Matthew S. Bowman, Esq., serves as senior counsel with Alliance Defending Freedom, where he is a key member of the Center for Life. Bowman has focused his legal efforts on promoting a culture of life, leading the fight against the U.S. Department of Health and Human Services mandate that forces employers to provide employees with healthcare coverage that includes early abortion items and birth control in violation of their religious convictions.
Dr. Paul Kempen attended medical school in Freiburg, Germany in the 1980’s and is a practicing Anesthesiologist in Cleveland, OH. He currently practices at The Cleveland Clinic and is affiliated with Cleveland Clinic. Dr. Kempen is board certified in Anesthesiology and also practices at Cleveland Clinic Main Campus Anesthesiology in Lorain, OH.
POST-EVENT SUMMARY: BRI-Georgetown and the Catholic Medical Association sponsored this presentation for 25 interested medical students, faculty and staff. Dr. Kempen spoke on medical ethics providing examples of what he and other doctors have encountered in the realm of ethical concerns while practicing medicine. He made sure to explain that it is always wise to choose your ethical battles carefully, and that ethical consults are always available, even to medical students. On the other hand, Matt Bowman spoke on medical ethics with a thesis of “doctor autonomy enables patient choice.” Mr. Bowman reasoned that forcing all doctors to practice medicine as the government or medical elite see fit reduces patient choices. For example, some patients who may be pro-life may have a desire only to receive care from doctors who are also pro-life.

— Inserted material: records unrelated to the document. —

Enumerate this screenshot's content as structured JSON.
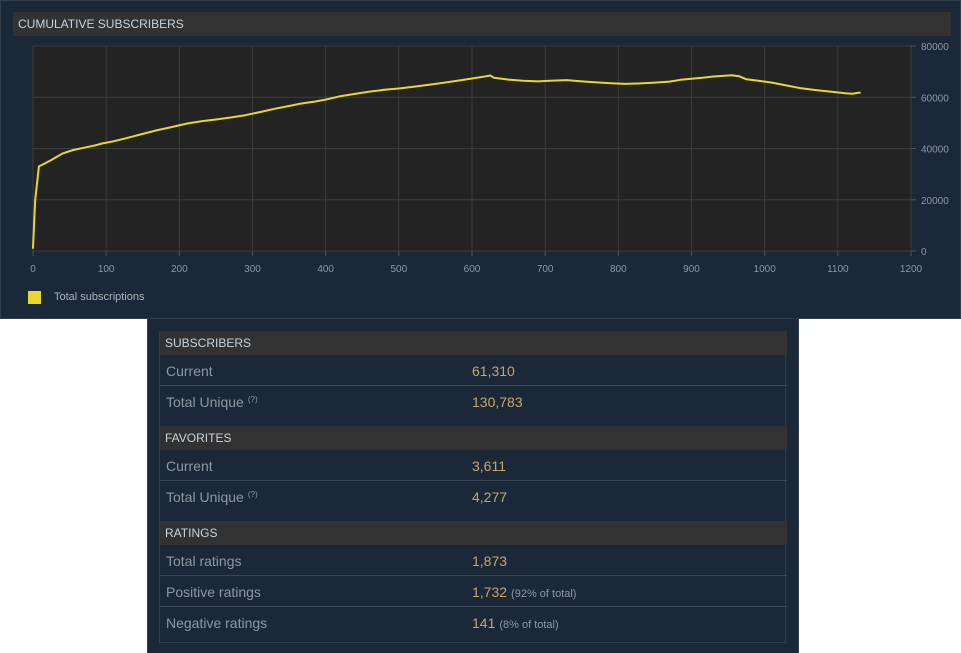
{
  "chart_panel": {
    "header": "CUMULATIVE SUBSCRIBERS"
  },
  "chart_data": {
    "type": "line",
    "title": "CUMULATIVE SUBSCRIBERS",
    "xlim": [
      0,
      1200
    ],
    "ylim": [
      0,
      80000
    ],
    "x_ticks": [
      "0",
      "100",
      "200",
      "300",
      "400",
      "500",
      "600",
      "700",
      "800",
      "900",
      "1000",
      "1100",
      "1200"
    ],
    "y_ticks": [
      "0",
      "20000",
      "40000",
      "60000",
      "80000"
    ],
    "y_axis_side": "right",
    "grid": true,
    "legend_position": "bottom-left",
    "series": [
      {
        "name": "Total subscriptions",
        "color": "#e8d72f",
        "points": [
          [
            0,
            1200
          ],
          [
            3,
            20000
          ],
          [
            8,
            33000
          ],
          [
            15,
            34000
          ],
          [
            25,
            35500
          ],
          [
            40,
            38000
          ],
          [
            55,
            39400
          ],
          [
            70,
            40300
          ],
          [
            85,
            41200
          ],
          [
            95,
            42000
          ],
          [
            110,
            42800
          ],
          [
            130,
            44200
          ],
          [
            150,
            45700
          ],
          [
            170,
            47200
          ],
          [
            190,
            48400
          ],
          [
            210,
            49700
          ],
          [
            230,
            50600
          ],
          [
            250,
            51300
          ],
          [
            270,
            52100
          ],
          [
            290,
            53000
          ],
          [
            310,
            54200
          ],
          [
            330,
            55500
          ],
          [
            350,
            56600
          ],
          [
            365,
            57500
          ],
          [
            375,
            57900
          ],
          [
            385,
            58300
          ],
          [
            400,
            59100
          ],
          [
            420,
            60400
          ],
          [
            440,
            61300
          ],
          [
            460,
            62200
          ],
          [
            480,
            62900
          ],
          [
            500,
            63400
          ],
          [
            520,
            64100
          ],
          [
            540,
            64800
          ],
          [
            560,
            65600
          ],
          [
            580,
            66400
          ],
          [
            600,
            67300
          ],
          [
            615,
            68000
          ],
          [
            625,
            68500
          ],
          [
            630,
            67600
          ],
          [
            650,
            66900
          ],
          [
            670,
            66400
          ],
          [
            690,
            66200
          ],
          [
            710,
            66500
          ],
          [
            730,
            66700
          ],
          [
            750,
            66200
          ],
          [
            770,
            65800
          ],
          [
            790,
            65500
          ],
          [
            810,
            65200
          ],
          [
            830,
            65400
          ],
          [
            850,
            65700
          ],
          [
            870,
            66100
          ],
          [
            885,
            66800
          ],
          [
            900,
            67200
          ],
          [
            915,
            67600
          ],
          [
            930,
            68100
          ],
          [
            945,
            68400
          ],
          [
            955,
            68600
          ],
          [
            965,
            68200
          ],
          [
            975,
            67000
          ],
          [
            990,
            66500
          ],
          [
            1010,
            65700
          ],
          [
            1030,
            64600
          ],
          [
            1050,
            63500
          ],
          [
            1070,
            62800
          ],
          [
            1090,
            62200
          ],
          [
            1110,
            61600
          ],
          [
            1120,
            61400
          ],
          [
            1127,
            61700
          ],
          [
            1130,
            61800
          ]
        ]
      }
    ]
  },
  "legend": {
    "label": "Total subscriptions",
    "color": "#e8d72f"
  },
  "stats": {
    "subscribers": {
      "header": "SUBSCRIBERS",
      "current_label": "Current",
      "current_value": "61,310",
      "unique_label": "Total Unique",
      "unique_help": "(?)",
      "unique_value": "130,783"
    },
    "favorites": {
      "header": "FAVORITES",
      "current_label": "Current",
      "current_value": "3,611",
      "unique_label": "Total Unique",
      "unique_help": "(?)",
      "unique_value": "4,277"
    },
    "ratings": {
      "header": "RATINGS",
      "total_label": "Total ratings",
      "total_value": "1,873",
      "positive_label": "Positive ratings",
      "positive_value": "1,732",
      "positive_note": "(92% of total)",
      "negative_label": "Negative ratings",
      "negative_value": "141",
      "negative_note": "(8% of total)"
    }
  }
}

“Both speakers were excellent.” ~Second year medical student
“Mr. Bowman had a very well reasoned and logical presentation.” ~Second year medical student